THE BLOG
07/12/2010 11:03 am ET Updated Nov 17, 2011

Every Day a Little Death

In the parlor ... in the bedroom ... OK so I like Stephen Sondheim! As many of you will know, this is a line from a famous song in one of his musicals. Perhaps not the most upbeat note with which to kick off an article, but what the hell. Death is on my mind today. In a good way.

You see, in talking with friends and followers about the road map self-renewal in my new book, SHIFT: Let Go of Fear and Get Your Life in Gear (2010, Globe Pequot Press) and the challenges we all face in "shifting our lives into high gear" we agreed that one of the most difficult moments in any major life shift is this: letting go of an identity.

It feels like death. Not the real thing, perhaps, but in the moment, pretty darned close. The truth is, we love our labels, our fixed roles, our corner offices, and business cards that proclaim who we are to the world. But, how else can we welcome in a new sense of possibility, the energy of creativity and spontaneity, if we don't step out of the comfy, cozy corners of identity that we build for ourselves?

Sure, in moments when life suddenly shifts and doors open to new possibilities, it can feel exhilarating and fresh. But it can also feel terrifying and frightening, as we step out of our known frames of reference and dangle precariously in the unknown.

Yesterday, I spoke with a client who sees himself as hanging on the edge of a precipice in his corporate job: things in his company have shifted dramatically around him and he worries that a transfer or a downsizing may be heading his way. He feels frustrated and unhappy and like a victim of circumstances -- bad bosses, bad economics, bad timing, bad colleagues ... you name it.

He does have choices: 1. he can quit (but he doesn't have a job); 2. he
can step up and declare what he wants-a new role, a promotion, a new opportunity; 3. or he can sit back, do nothing, and let the frustration build until he gets sick ... or worse, fired for having a bad attitude. Sound familiar? I have seen this kind of situation many times in my career as an executive coach ... and ... I have been in this situation myself a few times.

Looking back, I wish I had been less stuck in fear, more willing to hang over the
edge, more willing to trust myself, take a chance ... and take a stand. Why? Because every time I finally stepped out of my box of victim energy, and moved into the open sky of possibility, amazing things would happen.

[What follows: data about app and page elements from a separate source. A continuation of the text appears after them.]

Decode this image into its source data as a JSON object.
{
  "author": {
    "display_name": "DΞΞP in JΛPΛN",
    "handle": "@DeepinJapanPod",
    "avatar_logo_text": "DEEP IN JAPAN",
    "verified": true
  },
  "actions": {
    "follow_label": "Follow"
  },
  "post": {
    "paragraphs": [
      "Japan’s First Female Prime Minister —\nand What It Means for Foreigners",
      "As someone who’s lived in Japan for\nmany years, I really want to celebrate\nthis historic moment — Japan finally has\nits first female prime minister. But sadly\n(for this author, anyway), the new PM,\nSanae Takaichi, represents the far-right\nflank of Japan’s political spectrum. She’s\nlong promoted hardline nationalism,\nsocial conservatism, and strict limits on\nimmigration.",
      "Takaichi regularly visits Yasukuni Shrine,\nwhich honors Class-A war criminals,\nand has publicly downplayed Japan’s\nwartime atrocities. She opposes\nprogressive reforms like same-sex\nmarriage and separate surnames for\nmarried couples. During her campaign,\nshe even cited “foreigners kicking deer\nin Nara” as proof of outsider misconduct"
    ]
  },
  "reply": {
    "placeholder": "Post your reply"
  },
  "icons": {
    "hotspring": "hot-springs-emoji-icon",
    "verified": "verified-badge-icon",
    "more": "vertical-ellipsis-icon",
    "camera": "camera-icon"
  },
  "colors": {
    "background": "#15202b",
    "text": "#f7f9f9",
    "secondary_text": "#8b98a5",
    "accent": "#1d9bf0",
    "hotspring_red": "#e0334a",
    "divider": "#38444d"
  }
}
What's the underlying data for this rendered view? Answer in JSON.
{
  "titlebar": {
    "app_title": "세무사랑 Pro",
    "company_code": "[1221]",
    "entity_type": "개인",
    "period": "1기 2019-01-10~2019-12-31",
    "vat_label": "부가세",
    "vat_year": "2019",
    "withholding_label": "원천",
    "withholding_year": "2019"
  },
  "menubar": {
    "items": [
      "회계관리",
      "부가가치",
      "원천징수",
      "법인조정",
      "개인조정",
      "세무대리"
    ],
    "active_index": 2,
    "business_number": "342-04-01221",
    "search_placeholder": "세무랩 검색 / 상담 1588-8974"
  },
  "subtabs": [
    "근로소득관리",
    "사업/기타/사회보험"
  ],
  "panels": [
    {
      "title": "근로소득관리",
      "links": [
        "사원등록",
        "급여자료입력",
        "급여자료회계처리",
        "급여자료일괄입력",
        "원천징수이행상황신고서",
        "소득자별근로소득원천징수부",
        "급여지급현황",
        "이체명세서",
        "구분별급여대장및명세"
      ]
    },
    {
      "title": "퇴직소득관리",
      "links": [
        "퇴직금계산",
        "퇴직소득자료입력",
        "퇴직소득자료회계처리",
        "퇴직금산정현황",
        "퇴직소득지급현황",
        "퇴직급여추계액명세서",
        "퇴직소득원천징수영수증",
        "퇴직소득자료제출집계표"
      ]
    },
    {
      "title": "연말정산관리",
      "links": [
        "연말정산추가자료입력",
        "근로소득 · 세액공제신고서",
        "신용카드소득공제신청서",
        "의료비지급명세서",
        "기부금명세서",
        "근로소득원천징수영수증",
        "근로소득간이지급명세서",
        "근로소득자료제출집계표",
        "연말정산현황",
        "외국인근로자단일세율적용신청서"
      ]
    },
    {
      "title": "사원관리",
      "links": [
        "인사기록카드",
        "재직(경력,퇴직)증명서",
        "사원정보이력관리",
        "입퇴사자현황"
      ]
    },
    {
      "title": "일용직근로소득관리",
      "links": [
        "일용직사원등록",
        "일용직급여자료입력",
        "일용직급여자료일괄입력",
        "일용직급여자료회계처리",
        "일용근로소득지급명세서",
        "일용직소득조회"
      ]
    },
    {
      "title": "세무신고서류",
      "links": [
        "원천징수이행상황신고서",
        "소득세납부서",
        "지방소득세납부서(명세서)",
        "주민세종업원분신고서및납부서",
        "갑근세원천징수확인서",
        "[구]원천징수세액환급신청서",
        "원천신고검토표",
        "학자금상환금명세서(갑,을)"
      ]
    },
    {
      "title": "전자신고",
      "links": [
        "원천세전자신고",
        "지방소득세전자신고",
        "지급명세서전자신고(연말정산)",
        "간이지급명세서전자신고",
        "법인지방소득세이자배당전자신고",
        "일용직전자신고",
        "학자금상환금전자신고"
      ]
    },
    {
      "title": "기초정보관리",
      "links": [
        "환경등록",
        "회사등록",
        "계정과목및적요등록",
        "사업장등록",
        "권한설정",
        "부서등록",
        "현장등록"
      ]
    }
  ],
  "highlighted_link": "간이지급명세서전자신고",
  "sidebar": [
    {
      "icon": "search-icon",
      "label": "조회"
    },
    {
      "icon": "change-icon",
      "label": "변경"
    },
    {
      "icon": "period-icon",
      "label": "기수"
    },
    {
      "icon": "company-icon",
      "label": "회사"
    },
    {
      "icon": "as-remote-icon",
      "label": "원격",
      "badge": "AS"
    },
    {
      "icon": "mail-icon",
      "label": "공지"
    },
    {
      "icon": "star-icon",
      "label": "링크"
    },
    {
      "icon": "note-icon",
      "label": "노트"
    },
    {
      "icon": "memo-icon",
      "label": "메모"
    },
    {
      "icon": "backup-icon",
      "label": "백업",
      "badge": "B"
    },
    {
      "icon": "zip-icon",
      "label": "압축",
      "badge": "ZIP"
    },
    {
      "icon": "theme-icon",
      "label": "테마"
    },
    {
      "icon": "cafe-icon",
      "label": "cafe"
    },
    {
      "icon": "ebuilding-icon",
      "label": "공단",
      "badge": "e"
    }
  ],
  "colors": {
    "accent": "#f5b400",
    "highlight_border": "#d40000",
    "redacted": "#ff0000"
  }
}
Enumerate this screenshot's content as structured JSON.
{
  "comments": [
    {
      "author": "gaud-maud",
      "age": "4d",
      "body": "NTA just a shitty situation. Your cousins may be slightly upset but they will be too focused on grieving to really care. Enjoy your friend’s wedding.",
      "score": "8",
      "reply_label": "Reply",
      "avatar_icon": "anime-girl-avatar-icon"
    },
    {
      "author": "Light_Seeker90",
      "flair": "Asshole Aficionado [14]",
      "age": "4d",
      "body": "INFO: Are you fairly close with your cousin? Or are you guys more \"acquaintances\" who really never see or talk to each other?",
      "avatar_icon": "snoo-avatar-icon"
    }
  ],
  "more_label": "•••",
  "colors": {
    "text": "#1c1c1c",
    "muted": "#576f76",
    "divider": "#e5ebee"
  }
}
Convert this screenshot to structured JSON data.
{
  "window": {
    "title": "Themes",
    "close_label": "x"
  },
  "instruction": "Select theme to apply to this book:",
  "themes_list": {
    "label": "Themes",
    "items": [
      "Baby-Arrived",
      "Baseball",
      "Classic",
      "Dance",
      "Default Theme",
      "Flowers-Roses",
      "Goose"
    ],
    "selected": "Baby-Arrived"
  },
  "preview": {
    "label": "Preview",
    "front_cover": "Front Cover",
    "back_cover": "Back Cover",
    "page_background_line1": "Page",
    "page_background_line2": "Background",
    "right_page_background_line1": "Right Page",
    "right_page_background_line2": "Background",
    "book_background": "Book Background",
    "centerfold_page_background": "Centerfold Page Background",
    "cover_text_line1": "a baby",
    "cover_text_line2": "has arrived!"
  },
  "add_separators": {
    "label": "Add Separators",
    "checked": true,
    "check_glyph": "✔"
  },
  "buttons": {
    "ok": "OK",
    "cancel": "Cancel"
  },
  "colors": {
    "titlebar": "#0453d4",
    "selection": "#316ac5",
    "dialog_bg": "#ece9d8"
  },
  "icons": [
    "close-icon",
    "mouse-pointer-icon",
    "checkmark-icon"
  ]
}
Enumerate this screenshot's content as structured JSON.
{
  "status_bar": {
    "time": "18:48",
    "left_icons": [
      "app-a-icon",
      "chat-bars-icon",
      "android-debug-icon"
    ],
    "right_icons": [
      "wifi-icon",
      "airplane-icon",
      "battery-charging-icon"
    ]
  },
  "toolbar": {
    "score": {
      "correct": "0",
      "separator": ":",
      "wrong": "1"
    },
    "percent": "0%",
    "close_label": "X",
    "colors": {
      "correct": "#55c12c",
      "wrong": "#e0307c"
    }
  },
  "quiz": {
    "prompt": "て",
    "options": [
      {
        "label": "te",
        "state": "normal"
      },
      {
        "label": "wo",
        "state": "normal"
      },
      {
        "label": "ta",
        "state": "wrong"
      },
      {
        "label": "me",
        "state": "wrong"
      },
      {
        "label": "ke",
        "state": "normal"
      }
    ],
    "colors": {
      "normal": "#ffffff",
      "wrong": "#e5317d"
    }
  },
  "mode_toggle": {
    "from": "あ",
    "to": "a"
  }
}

Whole new vistas of possibility would appear that I had never seen before.

But I had to shed that part of my identity that was holding me back: my attachment to a particular job title, office configuration, box on the org chart, etc. Something had to die, to be buried up there on the cliff before I was light and trusting enough to step off ... and soar. Now, I am not advocating that you leap before you look, nor have I told my client to jump willy-nilly into the unknown.

But I have told him that after learning all he can about the landscape before him, he should go ahead and make a decision. Ask for what he wants. Take the leap. Let go. Let that small, used-up, no-longer useful identity that he claims is his ... die.

So strange as it sounds, I'm asking that you think about death today. What story do you tell about yourself that might have outworn its useful life? Think of all the different labels that you wear, the ways you supposedly "know" yourself to be: "worker-bee", "boss", "professional", "adult", "parent", "over-weight", "out-of-shape", "non-spiritual", "hard worker", "always tired", "oppressed", "underpaid", etc ... Is there one you'd be willing to part with? Even a small one?

For example, I'm contemplating the possibility of letting my identity as a "coffee addict" die. Even as I write these words, I stand on the precipice: Could I actually walk by a Starbucks and not go in? (Stay tuned). Birth requires death.

Tomorrow, my client will walk into his bosses office and make a decision, take a stand, and become a different person. He already honors himself as a leader of others. But soon, just maybe, by stepping off that cliff of the known, he will become different kind of leader-a leader of self.

Peace ... gotta run to Starbucks ... Dr J